During a routine inspection

Letter from the Chief Inspector of General Practice

We carried out an announced comprehensive inspection at The Glebe Surgery on 12 September 2016. Overall the practice is rated as good.

Our key findings across all the areas we inspected were as follows:

  • There was an open and transparent approach to safety and an effective system in place for reporting and recording significant events.
  • Risks to patients were assessed and well managed.
  • Staff assessed patients’ needs and delivered care in line with current evidence based guidance. Staff had been trained to provide them with the skills, knowledge and experience to deliver effective care and treatment.
  • The practice had adopted the ‘Year of Care’ approach to care for patients with long term conditions which aimed to give patients better self-management of their condition.

  • Patients said they were treated with compassion, dignity and respect and they were involved in their care and decisions about their treatment.
  • Information about services and how to complain was available and easy to understand. Improvements were made to the quality of care as a result of complaints and concerns.
  • Patients said they found it easy to make an appointment with a named GP and there was continuity of care, with urgent appointments available the same day.
  • The practice allowed a greater degree of flexibility in appointment times to elderly patients using the local public transport system as it could be infrequent.

  • The practice had good facilities and was well equipped to treat patients and meet their needs.
  • There was a clear leadership structure and staff felt supported by management. The practice proactively sought feedback from staff and patients, which it acted on.
  • The provider was aware of and complied with the requirements of the duty of candour.
  • In 2015 the practice was awarded a ‘Pacesetter’ award for their care of children following the use of a template to assist GPs and nurses in their assessment of sick children. (The Pacesetter award programme is designed to highlight, acknowledge and celebrate the initiatives that GP practices are putting in place to provide excellent primary care to children, young people, their families and carers).

We saw one area of outstanding practice:

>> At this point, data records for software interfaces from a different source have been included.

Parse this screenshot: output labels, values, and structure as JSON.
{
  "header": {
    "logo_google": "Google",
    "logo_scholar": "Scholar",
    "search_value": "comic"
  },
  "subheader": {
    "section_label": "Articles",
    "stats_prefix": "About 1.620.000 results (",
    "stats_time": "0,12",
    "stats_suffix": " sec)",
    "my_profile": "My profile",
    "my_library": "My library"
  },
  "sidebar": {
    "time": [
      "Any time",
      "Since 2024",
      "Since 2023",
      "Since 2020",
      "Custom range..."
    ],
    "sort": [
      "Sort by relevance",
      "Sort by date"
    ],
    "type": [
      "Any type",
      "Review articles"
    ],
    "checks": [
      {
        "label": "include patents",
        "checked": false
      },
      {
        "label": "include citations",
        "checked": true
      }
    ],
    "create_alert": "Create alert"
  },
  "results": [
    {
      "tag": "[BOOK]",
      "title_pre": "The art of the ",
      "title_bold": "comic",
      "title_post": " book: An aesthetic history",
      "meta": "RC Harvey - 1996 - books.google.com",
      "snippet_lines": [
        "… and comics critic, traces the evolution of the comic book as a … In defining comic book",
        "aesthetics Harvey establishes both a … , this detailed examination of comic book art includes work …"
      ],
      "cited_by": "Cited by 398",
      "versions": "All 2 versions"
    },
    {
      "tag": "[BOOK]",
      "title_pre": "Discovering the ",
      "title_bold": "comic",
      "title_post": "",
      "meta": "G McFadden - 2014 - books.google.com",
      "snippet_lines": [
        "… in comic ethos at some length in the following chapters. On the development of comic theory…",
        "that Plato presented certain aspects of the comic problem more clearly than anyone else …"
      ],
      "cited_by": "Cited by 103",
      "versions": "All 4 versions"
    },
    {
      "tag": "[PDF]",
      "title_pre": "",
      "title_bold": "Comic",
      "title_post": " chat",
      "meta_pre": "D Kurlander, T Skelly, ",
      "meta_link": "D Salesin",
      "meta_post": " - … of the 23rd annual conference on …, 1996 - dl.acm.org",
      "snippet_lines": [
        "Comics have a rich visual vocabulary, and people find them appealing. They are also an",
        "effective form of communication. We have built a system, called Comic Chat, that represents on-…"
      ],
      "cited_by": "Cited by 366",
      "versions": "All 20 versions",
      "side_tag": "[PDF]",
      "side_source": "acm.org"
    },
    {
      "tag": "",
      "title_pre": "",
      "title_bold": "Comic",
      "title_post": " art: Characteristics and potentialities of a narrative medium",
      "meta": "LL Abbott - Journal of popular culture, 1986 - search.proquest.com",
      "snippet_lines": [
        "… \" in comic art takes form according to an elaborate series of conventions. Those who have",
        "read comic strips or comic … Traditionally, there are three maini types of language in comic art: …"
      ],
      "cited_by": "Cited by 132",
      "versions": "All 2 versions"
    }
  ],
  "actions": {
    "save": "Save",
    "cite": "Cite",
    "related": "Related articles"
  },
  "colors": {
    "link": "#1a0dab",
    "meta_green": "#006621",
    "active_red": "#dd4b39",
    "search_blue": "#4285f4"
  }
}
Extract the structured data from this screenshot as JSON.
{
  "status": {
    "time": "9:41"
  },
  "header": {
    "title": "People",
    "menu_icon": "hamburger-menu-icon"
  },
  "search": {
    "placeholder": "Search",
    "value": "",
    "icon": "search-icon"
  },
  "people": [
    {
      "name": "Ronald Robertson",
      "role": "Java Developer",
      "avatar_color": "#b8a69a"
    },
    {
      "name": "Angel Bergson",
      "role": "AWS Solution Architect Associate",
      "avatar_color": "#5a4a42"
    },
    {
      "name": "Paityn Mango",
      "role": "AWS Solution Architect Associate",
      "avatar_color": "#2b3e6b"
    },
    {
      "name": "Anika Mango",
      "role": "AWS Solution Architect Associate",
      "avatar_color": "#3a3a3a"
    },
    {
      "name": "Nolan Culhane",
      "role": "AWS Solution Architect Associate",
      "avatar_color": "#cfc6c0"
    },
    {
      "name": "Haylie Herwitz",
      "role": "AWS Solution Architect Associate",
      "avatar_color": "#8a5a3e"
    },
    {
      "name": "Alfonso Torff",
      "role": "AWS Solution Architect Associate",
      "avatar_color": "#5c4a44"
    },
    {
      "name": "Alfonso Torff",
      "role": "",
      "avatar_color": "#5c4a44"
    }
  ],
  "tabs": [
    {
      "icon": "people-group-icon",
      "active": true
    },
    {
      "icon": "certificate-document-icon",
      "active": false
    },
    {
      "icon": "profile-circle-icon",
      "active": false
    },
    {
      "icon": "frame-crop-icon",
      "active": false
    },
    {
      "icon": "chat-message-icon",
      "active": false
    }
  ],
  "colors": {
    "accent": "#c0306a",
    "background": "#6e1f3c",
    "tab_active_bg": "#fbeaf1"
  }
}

  • An additional 3,500 patients registered at the practice when a nearby GP practice closed. The practice showed us evidence of the comprehensive strategy they had established. This had ensured existing patients were not affected and new patients experienced a seamless transition from one practice to the other. This included innovative ways of transferring electronic patient notes because the other practice’s system was not compatible with the Glebe Surgery system. The practice told us of the commitment of their staff at this time which included working additional hours and learning new administrative roles. The practice told us they were proud that their patient survey results had continued to be significantly above national average during this time and that staff morale remained positive.

The areas where the provider should make improvement is:

  • Ensure compliance with the practice protocol for fridge temperatures when storing vaccines.

  • Ensure the legionella risk assessment is kept up to date.

Professor Steve Field (CBE FRCP FFPH FRCGP) 

Chief Inspector of General Practice